Yet before long, it’s clear that Emmeline isn’t equipped for life on the prairie. She’s delicate and easily frightened, and her husband often needs to leave her all alone for days at a time as he travels to patients.
While an engaging historical fiction, this story may be a bit too much for younger readers, as it centers upon the issues of mental instability and grief. Parents and teachers should be cautious and ready to discuss any questions their children may have.
The problem I have with the book, eventhough it received the Children's Book Award in 1986, is that the theme of the book is not one which elementary school children can process. Having taught fourth and fifth grade students most of the thirty-five years of my teaching career, I can declare of a certainty that this is not a book that these students can appreciate. Boys of this age, as well as most middle schoolers, would find the scene with Paulie shooting at his mother very funny! It is anything but! It is also not realistic for children and parents of this time period to have the back and forth banter that this family has.
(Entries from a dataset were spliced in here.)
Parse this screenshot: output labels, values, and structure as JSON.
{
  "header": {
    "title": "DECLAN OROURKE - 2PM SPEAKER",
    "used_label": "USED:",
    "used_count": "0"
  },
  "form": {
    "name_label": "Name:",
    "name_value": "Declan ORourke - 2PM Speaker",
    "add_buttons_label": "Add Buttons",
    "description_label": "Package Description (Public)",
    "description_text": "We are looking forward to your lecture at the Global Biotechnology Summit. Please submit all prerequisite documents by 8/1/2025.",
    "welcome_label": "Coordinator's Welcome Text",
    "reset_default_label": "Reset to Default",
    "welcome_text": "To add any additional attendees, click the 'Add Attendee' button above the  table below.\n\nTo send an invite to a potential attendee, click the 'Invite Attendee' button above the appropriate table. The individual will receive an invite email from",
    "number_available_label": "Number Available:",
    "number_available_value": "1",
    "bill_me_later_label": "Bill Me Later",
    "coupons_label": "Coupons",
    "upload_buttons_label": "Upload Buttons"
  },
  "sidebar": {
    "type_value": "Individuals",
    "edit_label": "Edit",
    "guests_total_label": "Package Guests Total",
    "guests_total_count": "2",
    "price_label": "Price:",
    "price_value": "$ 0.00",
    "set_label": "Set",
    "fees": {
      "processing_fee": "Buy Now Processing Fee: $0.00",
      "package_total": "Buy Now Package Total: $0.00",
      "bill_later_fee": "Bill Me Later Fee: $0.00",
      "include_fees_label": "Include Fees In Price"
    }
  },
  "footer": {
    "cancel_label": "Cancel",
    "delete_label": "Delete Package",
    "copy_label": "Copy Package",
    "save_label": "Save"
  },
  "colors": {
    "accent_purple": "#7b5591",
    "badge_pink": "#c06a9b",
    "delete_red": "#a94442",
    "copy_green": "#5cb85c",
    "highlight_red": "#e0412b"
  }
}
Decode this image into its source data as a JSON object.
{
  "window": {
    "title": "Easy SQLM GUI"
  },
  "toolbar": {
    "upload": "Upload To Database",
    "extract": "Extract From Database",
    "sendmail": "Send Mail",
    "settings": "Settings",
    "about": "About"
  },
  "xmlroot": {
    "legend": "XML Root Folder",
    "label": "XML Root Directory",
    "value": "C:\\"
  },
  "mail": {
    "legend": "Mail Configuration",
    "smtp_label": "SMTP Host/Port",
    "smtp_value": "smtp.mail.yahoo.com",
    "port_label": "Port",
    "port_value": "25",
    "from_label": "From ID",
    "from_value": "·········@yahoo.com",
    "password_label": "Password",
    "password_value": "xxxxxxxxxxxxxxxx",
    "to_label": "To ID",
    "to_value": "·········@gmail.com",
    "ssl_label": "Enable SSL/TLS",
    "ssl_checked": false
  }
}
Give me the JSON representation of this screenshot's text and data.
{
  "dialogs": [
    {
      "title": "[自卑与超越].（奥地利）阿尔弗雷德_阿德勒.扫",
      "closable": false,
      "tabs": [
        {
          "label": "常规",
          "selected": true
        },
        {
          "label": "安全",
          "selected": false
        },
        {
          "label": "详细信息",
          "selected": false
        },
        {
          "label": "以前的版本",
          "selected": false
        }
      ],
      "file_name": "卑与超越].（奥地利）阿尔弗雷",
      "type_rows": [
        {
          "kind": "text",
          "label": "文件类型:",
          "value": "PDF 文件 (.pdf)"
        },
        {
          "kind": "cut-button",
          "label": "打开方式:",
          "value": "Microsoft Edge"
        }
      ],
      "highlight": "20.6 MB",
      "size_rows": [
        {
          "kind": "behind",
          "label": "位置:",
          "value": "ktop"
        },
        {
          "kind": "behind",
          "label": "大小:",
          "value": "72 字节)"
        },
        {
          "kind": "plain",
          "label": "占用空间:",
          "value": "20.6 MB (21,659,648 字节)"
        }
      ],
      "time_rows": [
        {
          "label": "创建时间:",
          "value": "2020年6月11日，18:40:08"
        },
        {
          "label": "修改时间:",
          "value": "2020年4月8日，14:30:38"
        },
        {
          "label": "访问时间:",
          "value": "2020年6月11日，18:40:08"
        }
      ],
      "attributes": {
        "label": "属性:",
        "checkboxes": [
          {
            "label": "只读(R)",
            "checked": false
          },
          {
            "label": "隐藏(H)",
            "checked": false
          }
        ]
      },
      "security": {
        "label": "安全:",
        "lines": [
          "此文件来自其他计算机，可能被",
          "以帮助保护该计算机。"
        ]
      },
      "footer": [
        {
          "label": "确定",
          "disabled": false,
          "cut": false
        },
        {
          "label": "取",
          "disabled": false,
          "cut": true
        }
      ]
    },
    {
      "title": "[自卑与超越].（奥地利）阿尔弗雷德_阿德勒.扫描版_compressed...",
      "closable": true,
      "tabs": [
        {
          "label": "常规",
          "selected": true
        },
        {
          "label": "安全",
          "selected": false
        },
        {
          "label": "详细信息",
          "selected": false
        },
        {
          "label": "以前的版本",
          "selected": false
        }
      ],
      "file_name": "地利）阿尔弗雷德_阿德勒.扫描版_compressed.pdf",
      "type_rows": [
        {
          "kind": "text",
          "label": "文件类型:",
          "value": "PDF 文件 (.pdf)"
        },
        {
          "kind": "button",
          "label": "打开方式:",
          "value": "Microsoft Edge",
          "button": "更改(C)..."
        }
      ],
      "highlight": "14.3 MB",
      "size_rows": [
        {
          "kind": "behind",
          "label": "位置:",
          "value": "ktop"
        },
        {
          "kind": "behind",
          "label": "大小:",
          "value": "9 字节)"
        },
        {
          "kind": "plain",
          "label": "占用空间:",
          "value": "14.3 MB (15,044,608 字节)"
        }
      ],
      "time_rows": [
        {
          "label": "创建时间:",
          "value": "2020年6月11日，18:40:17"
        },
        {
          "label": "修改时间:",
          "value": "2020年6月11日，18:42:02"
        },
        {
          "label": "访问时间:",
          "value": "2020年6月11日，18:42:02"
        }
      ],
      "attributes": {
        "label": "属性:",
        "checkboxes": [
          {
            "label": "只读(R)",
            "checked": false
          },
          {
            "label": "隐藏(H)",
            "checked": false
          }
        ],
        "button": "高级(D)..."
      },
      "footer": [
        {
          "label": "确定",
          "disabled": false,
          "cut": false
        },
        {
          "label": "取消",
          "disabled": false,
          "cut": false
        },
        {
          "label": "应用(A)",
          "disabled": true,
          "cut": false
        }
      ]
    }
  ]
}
Pregnancy and childbirth were generally not shared with children of the time period.
Many of my students would be quite uncomfortable if this book were read as a trade book or as a supplement to the language curriculum.
As an adult, I found the book both touching and disturbing in many aspects.
This story is in first person point of view. The main character is a young girl named Louisa who lives with her father, mother, and little brother in Nebraska on a plain, barren prairie. She is a static character nothing very dramatic changes about her, but she has many characteristics that you will find very funny and interesting.
The main plot of the story consists of conflict after conflict. First, this Doctor and his wife move to the same Nebraska prairie, and everything begins to go uphill. Louisa gets to hear about the city life, her and her brother get free school lessons, the moms get to become friends, and the dads get to hang out and get away from the women.
Until one thing goes wrong and scares the Docs wife so bad that she has a miscarriage. Then the men have to leave for a few days and last some Indians decide to pay Louisa and her family a visit. There is no happiness anywhere to be found for a while, until the warm spring comes around and it brings out the best in everyone.
In conclusion, even though there is a lot of sadness and death but the turnout of everything is worth it. I would not recommend this book to any child younger than the age of 13. This is a very mature book. So if you like nice, calm, but yet sad stories you will love this book.